Christopher Shinn knows how to make the most of very little.
In his dark and gripping drama “Dying City,” the openly gay playwright and Pulitzer Prize finalist needs only two actors, three characters and a sparse stage to tackle issues such as loss, grief and identity in the shadows of war.
“I wanted the play to be really primal and I thought that two actors on a relatively bare stage was about as primal as you can get,” he said. “I wanted a play that would strip away any ability to distract the audience and get off the main track. Let me put one man and one woman on a basically bare stage and really stay in the intensity of that kind of showdown.”
The drama in “Dying City” revolves around Peter and Kelly, played by Nathan Emmons and Pamela Sabaugh, respectively. Both are trying to cope and move on after the loss of Craig, Kelly’s husband and Peter’s twin brother, who died fighting in Iraq.
Shinn said that while the Iraq War is the catalyst for the drama in “Dying City,” the play isn’t meant as a commentary on the war.
“I don’t believe in making political statements in art,” he said. “I think art has a place in exploring the political, but first and foremost I wanted to reveal people in all their depth and complexity.”
And there is enough complexity to go around. Emmons plays both Peter, who is gay, and Craig (in flashbacks) in “Dying City.” Shinn said that having identical twins of differing sexuality adds to the hard questions about truth and identity in the play.
“I think it’s interesting when you think of identical twins because, particularly with gay people, there’s a lot of speculation on what causes homosexuality,” he said. “Is it genetic? Is it physiological or hormonal? Does it have to do with early childhood experiences? Most studies done of identical twins show that they share the same sexuality about 50 percent of the time. You can look at it two ways. It would seem that maybe there is a genetic component at least in half the cases. But in the other half, you can’t explain the different sexualities based on what people are born with. I think that really raises fascinating questions about what human sexuality is. My interest in the human psyche and looking at identical twins is an interesting way to ask how are we the same and how are we different based on the experiences we go through.”
“Dying City” is just the latest in the OBIE award-winning playwright’s repertoire of tales of secrecy and tragedy, which Shinn said are universal to the human experience.
“Everybody has secrets,” he said. “There’s no way to get through life without experiencing loss. Those are two things that only reoccur [in my work] only because they are so prominent in the lives of every human being.”
Shinn added that while his stories and plays are in no way based on his own life, they do emanate from his “unconscious.”
“I just try to remain open to whatever is happening inside of me,” he said of his inspiration. “That doesn’t feel like it comes from me or certainly anything deliberate on my part. And once that starts happening, I just try to make more and more space for it to happen of its own accord. Then I just try to pay attention to it. There’s very little that’s autobiographical, but there’s no way to write outside of your own experience.
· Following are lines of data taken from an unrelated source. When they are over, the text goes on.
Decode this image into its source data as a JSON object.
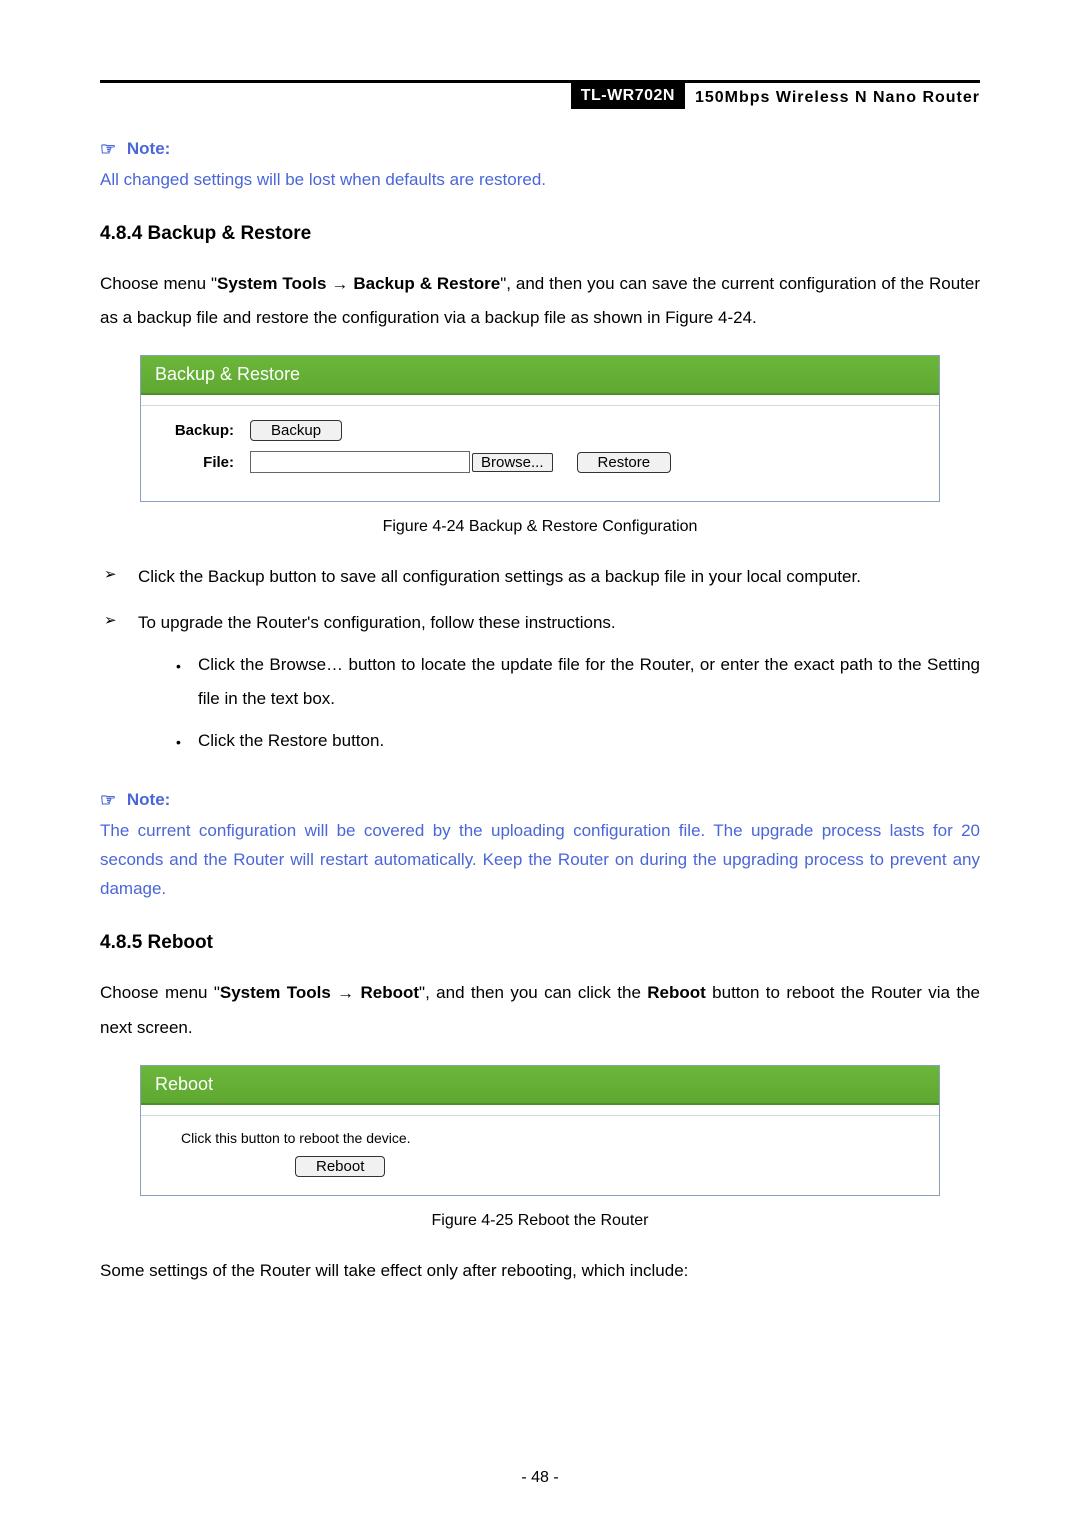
{
  "header": {
    "model": "TL-WR702N",
    "desc": "150Mbps Wireless N Nano Router"
  },
  "note1": {
    "label": "Note:",
    "body": "All changed settings will be lost when defaults are restored."
  },
  "section1": {
    "heading": "4.8.4  Backup & Restore",
    "para_parts": {
      "t1": "Choose menu \"",
      "b1": "System Tools",
      "arrow": " → ",
      "b2": "Backup & Restore",
      "t2": "\", and then you can save the current configuration of the Router as a backup file and restore the configuration via a backup file as shown in Figure 4-24."
    }
  },
  "panel1": {
    "title": "Backup & Restore",
    "label_backup": "Backup:",
    "label_file": "File:",
    "btn_backup": "Backup",
    "btn_browse": "Browse...",
    "btn_restore": "Restore"
  },
  "caption1": "Figure 4-24    Backup & Restore Configuration",
  "bullets": {
    "item1": {
      "t1": "Click the ",
      "b1": "Backup",
      "t2": " button to save all configuration settings as a backup file in your local computer."
    },
    "item2": {
      "t1": "To upgrade the Router's configuration, follow these instructions."
    },
    "sub1": {
      "t1": "Click the ",
      "b1": "Browse…",
      "t2": " button to locate the update file for the Router, or enter the exact path to the Setting file in the text box."
    },
    "sub2": {
      "t1": "Click the ",
      "b1": "Restore",
      "t2": " button."
    }
  },
  "note2": {
    "label": "Note:",
    "body": "The current configuration will be covered by the uploading configuration file. The upgrade process lasts for 20 seconds and the Router will restart automatically. Keep the Router on during the upgrading process to prevent any damage."
  },
  "section2": {
    "heading": "4.8.5  Reboot",
    "para_parts": {
      "t1": "Choose menu \"",
      "b1": "System Tools",
      "arrow": " → ",
      "b2": "Reboot",
      "t2": "\", and then you can click the ",
      "b3": "Reboot",
      "t3": " button to reboot the Router via the next screen."
    }
  },
  "panel2": {
    "title": "Reboot",
    "instruction": "Click this button to reboot the device.",
    "btn_reboot": "Reboot"
  },
  "caption2": "Figure 4-25 Reboot the Router",
  "trailing_para": "Some settings of the Router will take effect only after rebooting, which include:",
  "page_number": "- 48 -"
}
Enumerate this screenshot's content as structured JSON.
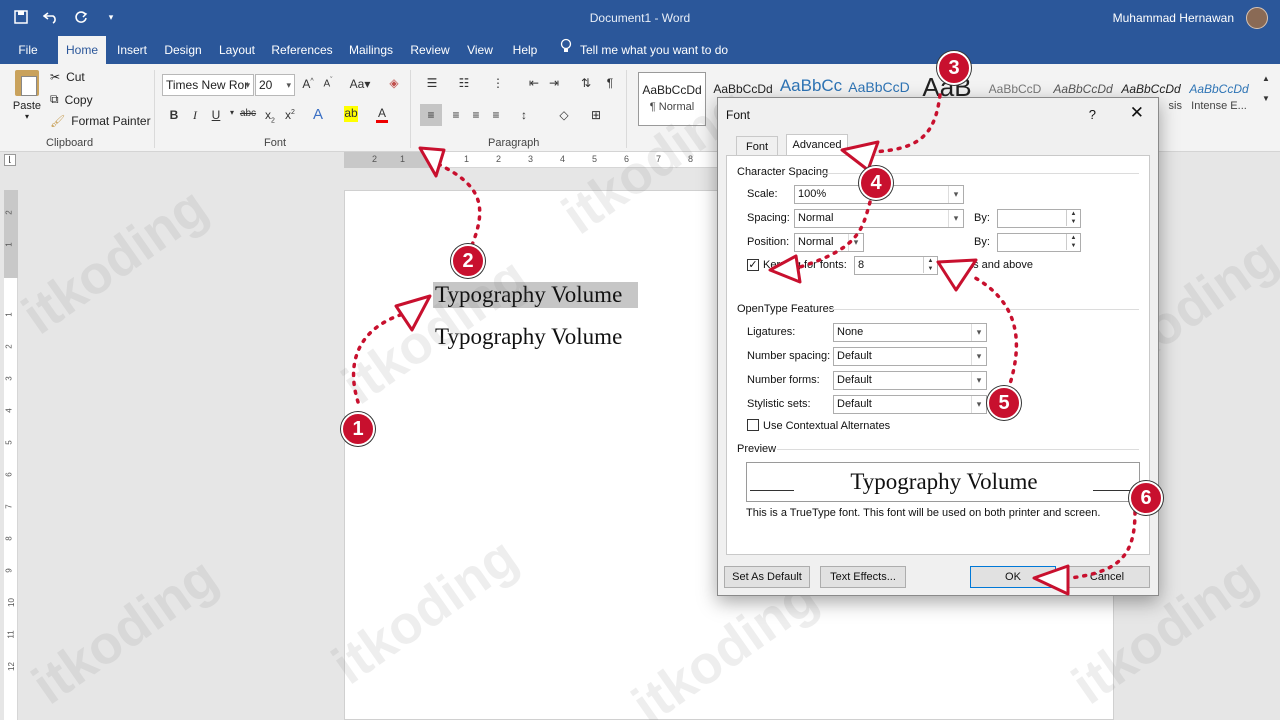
{
  "window": {
    "title": "Document1 - Word",
    "user": "Muhammad Hernawan"
  },
  "tabs": [
    "File",
    "Home",
    "Insert",
    "Design",
    "Layout",
    "References",
    "Mailings",
    "Review",
    "View",
    "Help"
  ],
  "tell_me": "Tell me what you want to do",
  "ribbon": {
    "clipboard": {
      "paste": "Paste",
      "cut": "Cut",
      "copy": "Copy",
      "format_painter": "Format Painter",
      "label": "Clipboard"
    },
    "font": {
      "name": "Times New Ror",
      "size": "20",
      "label": "Font"
    },
    "paragraph": {
      "label": "Paragraph"
    },
    "styles": [
      {
        "sample": "AaBbCcDd",
        "name": "¶ Normal"
      },
      {
        "sample": "AaBbCcDd",
        "name": ""
      },
      {
        "sample": "AaBbCc",
        "name": ""
      },
      {
        "sample": "AaBbCcD",
        "name": ""
      },
      {
        "sample": "AaB",
        "name": ""
      },
      {
        "sample": "AaBbCcD",
        "name": ""
      },
      {
        "sample": "AaBbCcDd",
        "name": ""
      },
      {
        "sample": "AaBbCcDd",
        "name": ""
      },
      {
        "sample": "AaBbCcDd",
        "name": "Intense E..."
      }
    ],
    "style_partial": "sis"
  },
  "document": {
    "line1": "Typography Volume",
    "line2": "Typography Volume"
  },
  "watermark": "itkoding",
  "dialog": {
    "title": "Font",
    "help": "?",
    "tabs": [
      "Font",
      "Advanced"
    ],
    "character_spacing": "Character Spacing",
    "scale_label": "Scale:",
    "scale_value": "100%",
    "spacing_label": "Spacing:",
    "spacing_value": "Normal",
    "position_label": "Position:",
    "position_value": "Normal",
    "by_label": "By:",
    "kerning_label": "Kerning for fonts:",
    "kerning_value": "8",
    "kerning_suffix": "Points and above",
    "opentype": "OpenType Features",
    "ligatures_label": "Ligatures:",
    "ligatures_value": "None",
    "number_spacing_label": "Number spacing:",
    "number_spacing_value": "Default",
    "number_forms_label": "Number forms:",
    "number_forms_value": "Default",
    "stylistic_sets_label": "Stylistic sets:",
    "stylistic_sets_value": "Default",
    "contextual_label": "Use Contextual Alternates",
    "preview_label": "Preview",
    "preview_text": "Typography Volume",
    "truetype_note": "This is a TrueType font. This font will be used on both printer and screen.",
    "set_default": "Set As Default",
    "text_effects": "Text Effects...",
    "ok": "OK",
    "cancel": "Cancel"
  },
  "steps": [
    "1",
    "2",
    "3",
    "4",
    "5",
    "6"
  ],
  "colors": {
    "title_blue": "#2b579a",
    "annotation_red": "#c8102e"
  }
}
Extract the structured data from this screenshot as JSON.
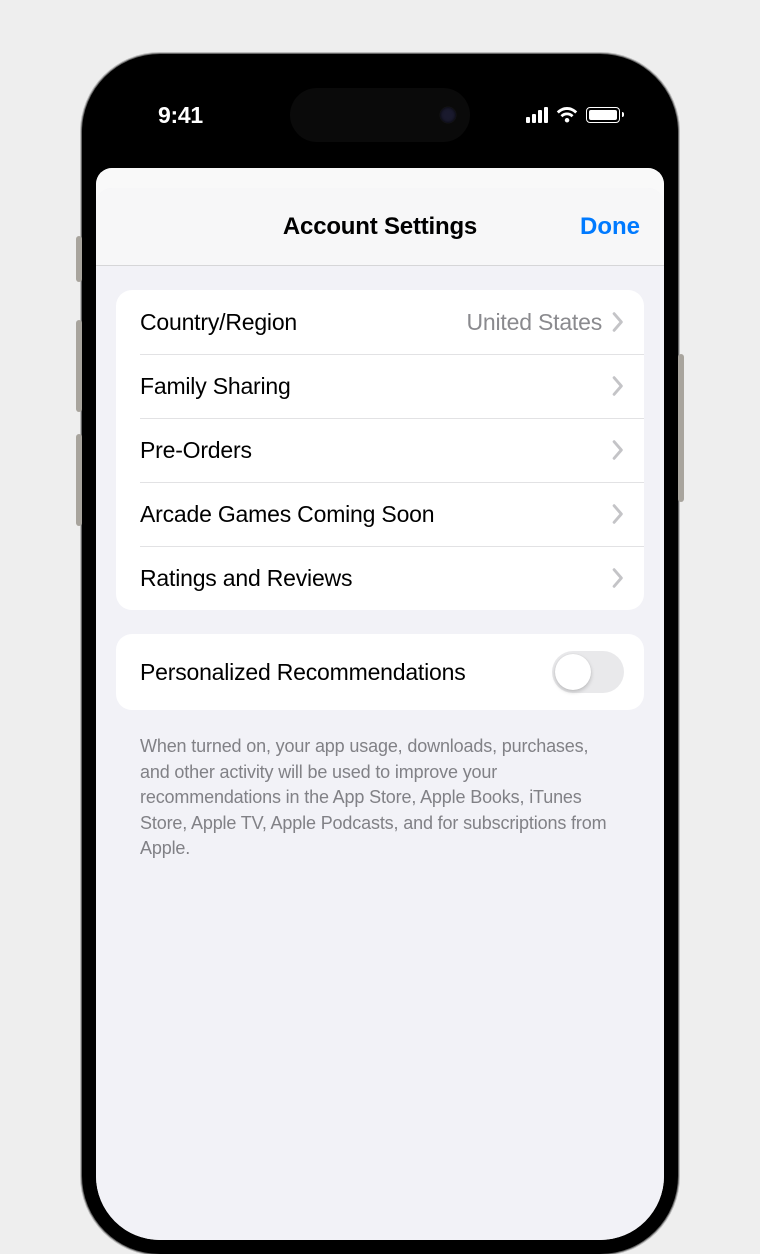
{
  "status": {
    "time": "9:41"
  },
  "nav": {
    "title": "Account Settings",
    "done": "Done"
  },
  "rows": {
    "country": {
      "label": "Country/Region",
      "value": "United States"
    },
    "family": {
      "label": "Family Sharing"
    },
    "preorders": {
      "label": "Pre-Orders"
    },
    "arcade": {
      "label": "Arcade Games Coming Soon"
    },
    "ratings": {
      "label": "Ratings and Reviews"
    },
    "recs": {
      "label": "Personalized Recommendations"
    }
  },
  "footer": "When turned on, your app usage, downloads, purchases, and other activity will be used to improve your recommendations in the App Store, Apple Books, iTunes Store, Apple TV, Apple Podcasts, and for subscriptions from Apple."
}
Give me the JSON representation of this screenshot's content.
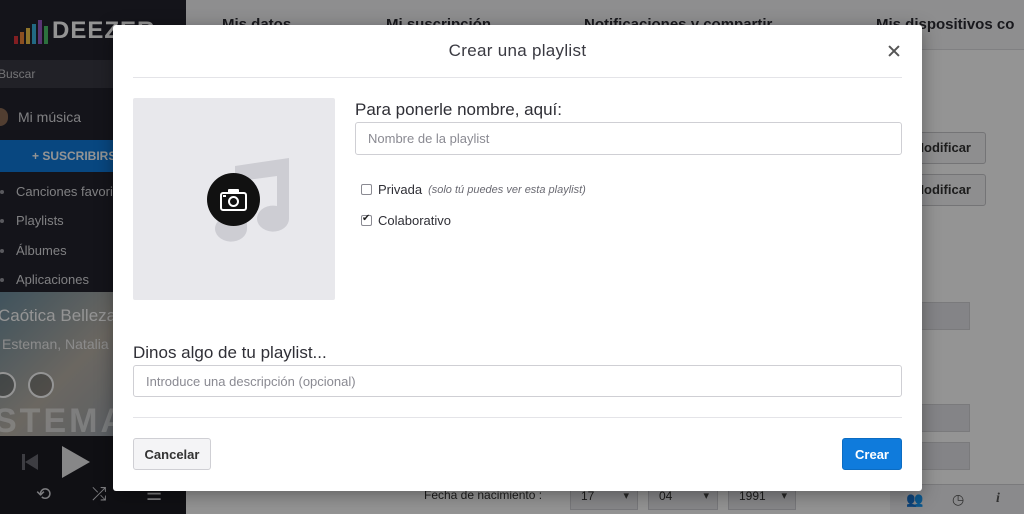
{
  "app": {
    "logo_text": "DEEZER",
    "search_placeholder": "Buscar",
    "my_music": "Mi música",
    "subscribe_label": "+ SUSCRIBIRSE",
    "nav": [
      "Canciones favoritas",
      "Playlists",
      "Álbumes",
      "Aplicaciones"
    ],
    "track_title": "Caótica Belleza",
    "track_artist": "Esteman, Natalia",
    "album_art_text": "STEMAN",
    "colors": {
      "sidebar": "#23232d",
      "accent": "#0f7bdc"
    }
  },
  "topnav": {
    "tabs": [
      "Mis datos",
      "Mi suscripción",
      "Notificaciones y compartir",
      "Mis dispositivos co"
    ]
  },
  "settings_bg": {
    "modify_label": "Modificar",
    "birthdate_label": "Fecha de nacimiento :",
    "birth_day": "17",
    "birth_month": "04",
    "birth_year": "1991"
  },
  "modal": {
    "title": "Crear una playlist",
    "close_icon": "close-icon",
    "cover_icons": [
      "music-note-icon",
      "camera-icon"
    ],
    "name_label": "Para ponerle nombre, aquí:",
    "name_placeholder": "Nombre de la playlist",
    "private_label": "Privada",
    "private_hint": "(solo tú puedes ver esta playlist)",
    "private_checked": false,
    "collaborative_label": "Colaborativo",
    "collaborative_checked": true,
    "description_label": "Dinos algo de tu playlist...",
    "description_placeholder": "Introduce una descripción (opcional)",
    "cancel_label": "Cancelar",
    "create_label": "Crear"
  }
}
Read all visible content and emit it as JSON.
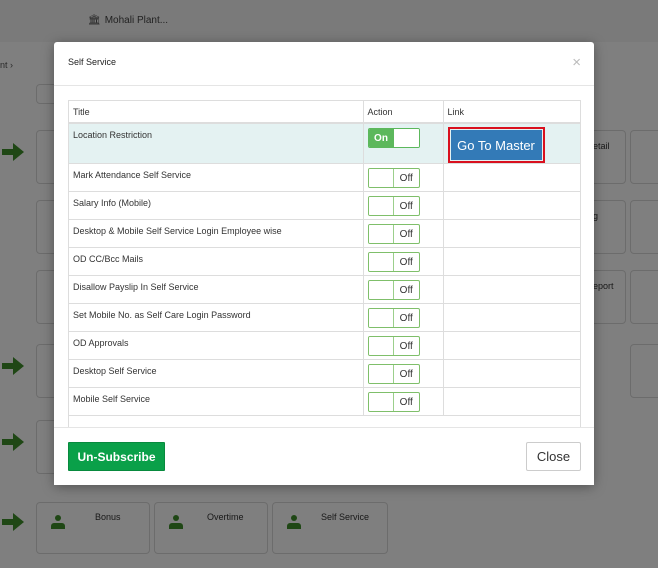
{
  "background": {
    "plant_name": "Mohali Plant...",
    "breadcrumb": "nt  ›",
    "tiles": [
      {
        "label": "Bonus"
      },
      {
        "label": "Overtime"
      },
      {
        "label": "Self Service"
      }
    ],
    "right_tiles": [
      {
        "label": "etail"
      },
      {
        "label": "g"
      },
      {
        "label": "eport"
      }
    ]
  },
  "modal": {
    "title": "Self Service",
    "close_icon": "×",
    "table": {
      "headers": [
        "Title",
        "Action",
        "Link"
      ],
      "rows": [
        {
          "title": "Location Restriction",
          "state": "On",
          "link_label": "Go To Master"
        },
        {
          "title": "Mark Attendance Self Service",
          "state": "Off"
        },
        {
          "title": "Salary Info (Mobile)",
          "state": "Off"
        },
        {
          "title": "Desktop & Mobile Self Service Login Employee wise",
          "state": "Off"
        },
        {
          "title": "OD CC/Bcc Mails",
          "state": "Off"
        },
        {
          "title": "Disallow Payslip In Self Service",
          "state": "Off"
        },
        {
          "title": "Set Mobile No. as Self Care Login Password",
          "state": "Off"
        },
        {
          "title": "OD Approvals",
          "state": "Off"
        },
        {
          "title": "Desktop Self Service",
          "state": "Off"
        },
        {
          "title": "Mobile Self Service",
          "state": "Off"
        }
      ]
    },
    "footer": {
      "unsubscribe_label": "Un-Subscribe",
      "close_label": "Close"
    }
  },
  "colors": {
    "accent_green": "#0aa049",
    "toggle_on": "#5cb85c",
    "link_button": "#337ab7",
    "highlight_border": "#d9101e"
  }
}
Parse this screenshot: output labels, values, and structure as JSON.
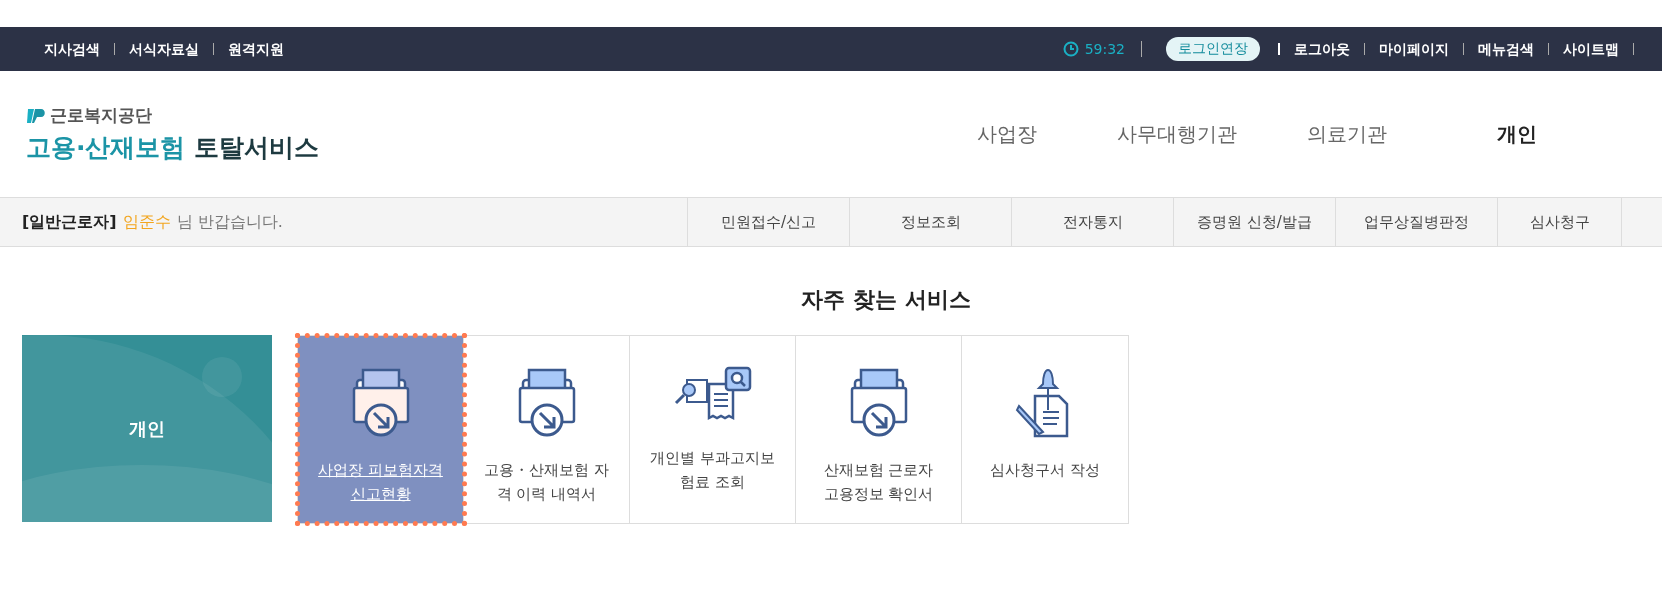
{
  "utility_bar": {
    "left_links": [
      "지사검색",
      "서식자료실",
      "원격지원"
    ],
    "timer": "59:32",
    "extend_button": "로그인연장",
    "right_links": [
      "로그아웃",
      "마이페이지",
      "메뉴검색",
      "사이트맵"
    ]
  },
  "logo": {
    "org": "근로복지공단",
    "service_part1": "고용·산재보험",
    "service_part2": "토탈서비스"
  },
  "main_nav": [
    {
      "label": "사업장",
      "selected": false
    },
    {
      "label": "사무대행기관",
      "selected": false
    },
    {
      "label": "의료기관",
      "selected": false
    },
    {
      "label": "개인",
      "selected": true
    }
  ],
  "greeting": {
    "role": "[일반근로자]",
    "name": "임준수",
    "message": "님 반갑습니다."
  },
  "sub_nav": [
    "민원접수/신고",
    "정보조회",
    "전자통지",
    "증명원 신청/발급",
    "업무상질병판정",
    "심사청구"
  ],
  "section_title": "자주 찾는 서비스",
  "category_card": {
    "label": "개인"
  },
  "services": [
    {
      "kind": "tray",
      "lines": [
        "사업장 피보험자격",
        "신고현황"
      ],
      "selected": true
    },
    {
      "kind": "tray",
      "lines": [
        "고용・산재보험 자",
        "격 이력 내역서"
      ],
      "selected": false
    },
    {
      "kind": "search",
      "lines": [
        "개인별 부과고지보",
        "험료 조회"
      ],
      "selected": false
    },
    {
      "kind": "tray",
      "lines": [
        "산재보험 근로자",
        "고용정보 확인서"
      ],
      "selected": false
    },
    {
      "kind": "pen",
      "lines": [
        "심사청구서 작성"
      ],
      "selected": false
    }
  ]
}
Everything I write comes from inside of me. I think it’s the only authentic way to do it. I think that every character in every play I’ve written represents a part of me.”
Amaryllis Theatre Company presents “Dying City” through Feb. 22 at The Playground at the Adrienne, 2030 Sansom St. For more information, visit www.amaryllistheatre.org or call (215) 564-2431.